::: Entries provided :::
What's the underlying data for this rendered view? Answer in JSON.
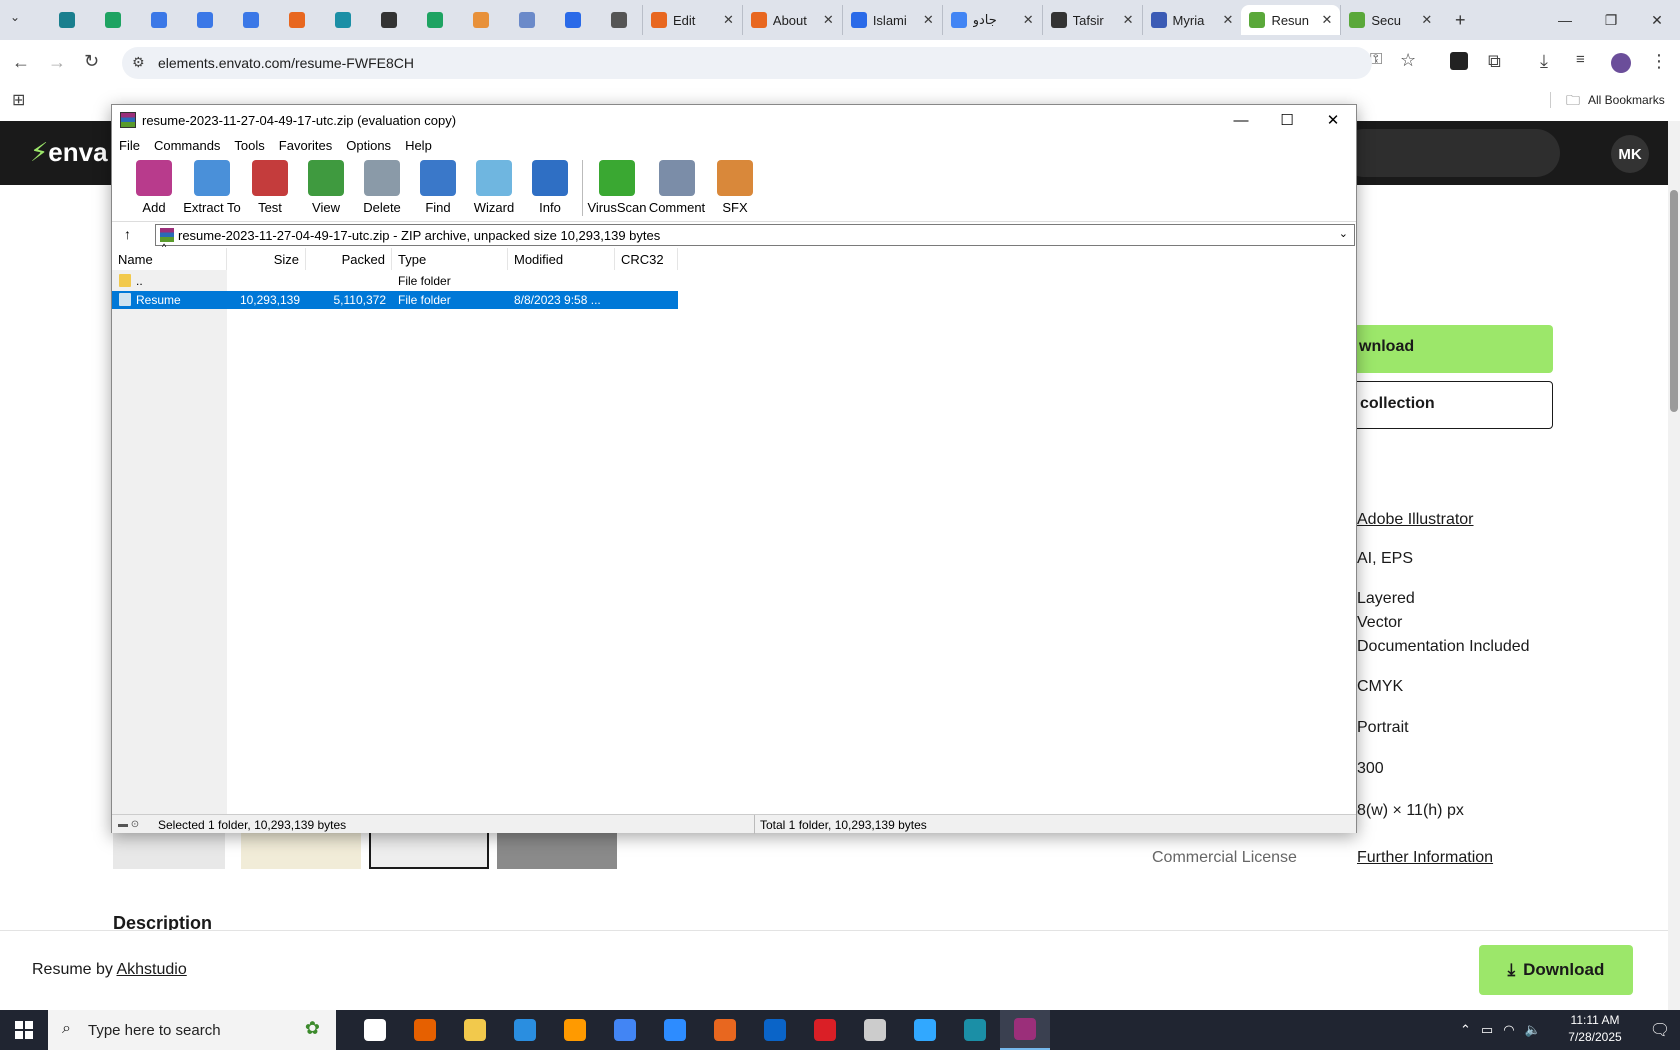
{
  "browser": {
    "pinned_tabs": [
      {
        "icon": "wordpress-icon",
        "color": "#1a7f8e"
      },
      {
        "icon": "sheets-icon",
        "color": "#1ea362"
      },
      {
        "icon": "docs-icon",
        "color": "#3b78e7"
      },
      {
        "icon": "docs-icon",
        "color": "#3b78e7"
      },
      {
        "icon": "docs-icon",
        "color": "#3b78e7"
      },
      {
        "icon": "envato-market-icon",
        "color": "#e8671f"
      },
      {
        "icon": "teal-app-icon",
        "color": "#1b8fa6"
      },
      {
        "icon": "openai-icon",
        "color": "#333333"
      },
      {
        "icon": "sheets-icon",
        "color": "#1ea362"
      },
      {
        "icon": "hand-icon",
        "color": "#e8913a"
      },
      {
        "icon": "grid-app-icon",
        "color": "#6b8ac9"
      },
      {
        "icon": "forms-icon",
        "color": "#2a6ae8"
      },
      {
        "icon": "speaker-icon",
        "color": "#555555"
      }
    ],
    "tabs": [
      {
        "title": "Edit",
        "icon": "envato-market-icon",
        "color": "#e8671f"
      },
      {
        "title": "About",
        "icon": "envato-market-icon",
        "color": "#e8671f"
      },
      {
        "title": "Islami",
        "icon": "docs-icon",
        "color": "#2a6ae8"
      },
      {
        "title": "جادو",
        "icon": "google-icon",
        "color": "#4285f4"
      },
      {
        "title": "Tafsir",
        "icon": "dark-app-icon",
        "color": "#333333"
      },
      {
        "title": "Myria",
        "icon": "myriad-icon",
        "color": "#3b5bb5"
      },
      {
        "title": "Resun",
        "icon": "envato-leaf-icon",
        "color": "#5aa83a",
        "active": true
      },
      {
        "title": "Secu",
        "icon": "envato-leaf-icon",
        "color": "#5aa83a"
      }
    ],
    "new_tab": "+",
    "url": "elements.envato.com/resume-FWFE8CH",
    "all_bookmarks": "All Bookmarks"
  },
  "envato": {
    "logo": "enva",
    "avatar": "MK",
    "download_label": "wnload",
    "collection_label": "collection",
    "attributes": [
      {
        "text": "Adobe Illustrator",
        "link": true
      },
      {
        "text": "AI, EPS",
        "link": false
      },
      {
        "text": "Layered",
        "link": false
      },
      {
        "text": "Vector",
        "link": false
      },
      {
        "text": "Documentation Included",
        "link": false
      },
      {
        "text": "CMYK",
        "link": false
      },
      {
        "text": "Portrait",
        "link": false
      },
      {
        "text": "300",
        "link": false
      },
      {
        "text": "8(w) × 11(h) px",
        "link": false
      }
    ],
    "commercial_license": "Commercial License",
    "further_info": "Further Information",
    "description": "Description",
    "by_prefix": "Resume by",
    "author": "Akhstudio",
    "bottom_download": "Download"
  },
  "winrar": {
    "title": "resume-2023-11-27-04-49-17-utc.zip (evaluation copy)",
    "menu": [
      "File",
      "Commands",
      "Tools",
      "Favorites",
      "Options",
      "Help"
    ],
    "toolbar": [
      {
        "label": "Add",
        "icon": "add-archive-icon",
        "color": "#b83b8c"
      },
      {
        "label": "Extract To",
        "icon": "extract-folder-icon",
        "color": "#4a90d9"
      },
      {
        "label": "Test",
        "icon": "test-clipboard-icon",
        "color": "#c43c3c"
      },
      {
        "label": "View",
        "icon": "view-book-icon",
        "color": "#3f9a3f"
      },
      {
        "label": "Delete",
        "icon": "trash-icon",
        "color": "#8a9aa8"
      },
      {
        "label": "Find",
        "icon": "magnifier-icon",
        "color": "#3a78c9"
      },
      {
        "label": "Wizard",
        "icon": "magic-wand-icon",
        "color": "#6fb6e0"
      },
      {
        "label": "Info",
        "icon": "info-icon",
        "color": "#2f6fc4"
      },
      {
        "label": "VirusScan",
        "icon": "virus-scan-icon",
        "color": "#3aa832"
      },
      {
        "label": "Comment",
        "icon": "comment-icon",
        "color": "#7b8da8"
      },
      {
        "label": "SFX",
        "icon": "sfx-box-icon",
        "color": "#d9883a"
      }
    ],
    "path": "resume-2023-11-27-04-49-17-utc.zip - ZIP archive, unpacked size 10,293,139 bytes",
    "columns": [
      "Name",
      "Size",
      "Packed",
      "Type",
      "Modified",
      "CRC32"
    ],
    "rows": [
      {
        "name": "..",
        "size": "",
        "packed": "",
        "type": "File folder",
        "modified": "",
        "crc": ""
      },
      {
        "name": "Resume",
        "size": "10,293,139",
        "packed": "5,110,372",
        "type": "File folder",
        "modified": "8/8/2023 9:58 ...",
        "crc": "",
        "selected": true
      }
    ],
    "status_left": "Selected 1 folder, 10,293,139 bytes",
    "status_right": "Total 1 folder, 10,293,139 bytes"
  },
  "taskbar": {
    "search_placeholder": "Type here to search",
    "apps": [
      {
        "icon": "task-view-icon",
        "color": "#ffffff"
      },
      {
        "icon": "firefox-icon",
        "color": "#e66000"
      },
      {
        "icon": "file-explorer-icon",
        "color": "#f2c94c"
      },
      {
        "icon": "vscode-icon",
        "color": "#2a8ee0"
      },
      {
        "icon": "illustrator-icon",
        "color": "#ff9a00"
      },
      {
        "icon": "chrome-icon",
        "color": "#4285f4"
      },
      {
        "icon": "zoom-icon",
        "color": "#2d8cff"
      },
      {
        "icon": "envato-market-icon",
        "color": "#e8671f"
      },
      {
        "icon": "outlook-icon",
        "color": "#0a64c8"
      },
      {
        "icon": "creative-cloud-icon",
        "color": "#da1f26"
      },
      {
        "icon": "pen-tool-icon",
        "color": "#cccccc"
      },
      {
        "icon": "photoshop-icon",
        "color": "#31a8ff"
      },
      {
        "icon": "teal-app-icon",
        "color": "#1b8fa6"
      },
      {
        "icon": "winrar-icon",
        "color": "#9b2f7a",
        "active": true
      }
    ],
    "time": "11:11 AM",
    "date": "7/28/2025"
  }
}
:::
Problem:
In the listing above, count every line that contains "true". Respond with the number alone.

Result for this exercise:
4